Madison News

 

Republicans push photo ID, recall change

 Republicans push photo ID, recall change

 

11/15/2013 UPDATE:

MADISON, Wis. (AP) _ The latest approach to require that voters show photo identification at the polls has passed the Wisconsin state Assembly.

Wisconsin's current law passed in 2011 but is on hold in court. Assembly Republicans say the new approach passed Thursday on a party line 54-38 vote will strengthen the chances that the law is in effect for the 2014 election.

Democrats oppose the requirement, saying the intent is to dampen turnout among groups more likely to vote Democratic. Republicans say the goal is to prevent voter fraud, even though there have only been a handful of such cases brought forward in Wisconsin.

The bill appears unlikely to become law. Republican Senate Majority Leader Scott Fitzgerald says he won't take it up while the court case over the current law is ongoing.

Meanwhile,

In-person absentee voting hours would be limited to certain hours during the week under a Republican-backed bill passed by the Wisconsin state Assembly.

The measure passed Thursday on a 53-39 vote with all Republicans in support and all Democrats against.

Under the proposal, in-person absentee voting would be limited to 7:30 a.m. to 6 p.m. Monday through Friday.

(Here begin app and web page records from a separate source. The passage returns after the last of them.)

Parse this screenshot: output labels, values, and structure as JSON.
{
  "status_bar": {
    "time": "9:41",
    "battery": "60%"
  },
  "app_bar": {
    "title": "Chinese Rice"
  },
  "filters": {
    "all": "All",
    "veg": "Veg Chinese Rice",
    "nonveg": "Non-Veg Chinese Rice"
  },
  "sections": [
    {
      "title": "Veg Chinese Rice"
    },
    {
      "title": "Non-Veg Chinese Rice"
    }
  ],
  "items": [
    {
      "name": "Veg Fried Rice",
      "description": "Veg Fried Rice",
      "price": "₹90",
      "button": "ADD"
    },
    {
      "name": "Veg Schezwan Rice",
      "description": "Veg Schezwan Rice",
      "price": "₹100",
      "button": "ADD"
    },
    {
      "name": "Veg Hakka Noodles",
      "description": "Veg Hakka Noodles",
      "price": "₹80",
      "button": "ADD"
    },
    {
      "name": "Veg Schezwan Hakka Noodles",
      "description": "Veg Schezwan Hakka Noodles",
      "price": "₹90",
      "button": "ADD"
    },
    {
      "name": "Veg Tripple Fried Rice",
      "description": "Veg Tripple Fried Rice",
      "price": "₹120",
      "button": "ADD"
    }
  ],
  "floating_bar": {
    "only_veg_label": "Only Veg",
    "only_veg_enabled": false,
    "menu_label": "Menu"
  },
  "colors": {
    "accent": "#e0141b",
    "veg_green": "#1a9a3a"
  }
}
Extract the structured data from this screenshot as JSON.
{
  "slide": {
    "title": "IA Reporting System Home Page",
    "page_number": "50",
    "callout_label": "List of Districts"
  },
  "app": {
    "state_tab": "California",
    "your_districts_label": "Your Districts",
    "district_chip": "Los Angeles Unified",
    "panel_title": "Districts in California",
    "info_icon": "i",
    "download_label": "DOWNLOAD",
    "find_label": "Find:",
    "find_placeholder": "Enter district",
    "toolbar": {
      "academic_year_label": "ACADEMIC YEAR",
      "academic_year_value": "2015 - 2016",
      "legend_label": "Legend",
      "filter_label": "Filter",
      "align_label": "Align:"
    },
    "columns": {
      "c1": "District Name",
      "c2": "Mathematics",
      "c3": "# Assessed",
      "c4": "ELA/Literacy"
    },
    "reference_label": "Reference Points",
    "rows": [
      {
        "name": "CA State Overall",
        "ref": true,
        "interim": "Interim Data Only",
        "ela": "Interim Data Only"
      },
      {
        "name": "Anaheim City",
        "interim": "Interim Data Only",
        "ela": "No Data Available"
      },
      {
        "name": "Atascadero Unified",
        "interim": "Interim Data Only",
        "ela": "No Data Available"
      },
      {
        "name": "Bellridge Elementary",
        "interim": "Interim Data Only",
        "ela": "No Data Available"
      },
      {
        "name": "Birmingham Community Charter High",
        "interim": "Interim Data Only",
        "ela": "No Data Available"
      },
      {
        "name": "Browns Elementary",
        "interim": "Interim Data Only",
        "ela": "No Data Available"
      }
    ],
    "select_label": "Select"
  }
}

It would not be allowed on weekends, unless the municipality is open 30 or fewer office hours a week.

Republican supporters say the change will insure there are more uniform hours across the state. But Democratic opponents say the change is targeting the Democratic cities of Milwaukee and Madison, which held extended and weekend hours during the 2012 election.

----------------

MADISON, Wis. (AP) _ Only those Wisconsin state officials charged with a serious crime or ethical violation could be recalled from office under a constitutional amendment that has passed the state Assembly.

The Republican-controlled Assembly passed the amendment 53-39 with all Democrats opposed.

The measure must pass the Senate and the full Legislature again next session before it would be put to a vote of the people.

Democrats objected, saying the right to recall public officials shouldn't be infringed upon. Republicans say it simply puts in place a reasonable threshold before recalls could be initiated.

Republican Gov. Scott Walker was the first governor in U.S. history to survive a recall in 2012.

 

More Articles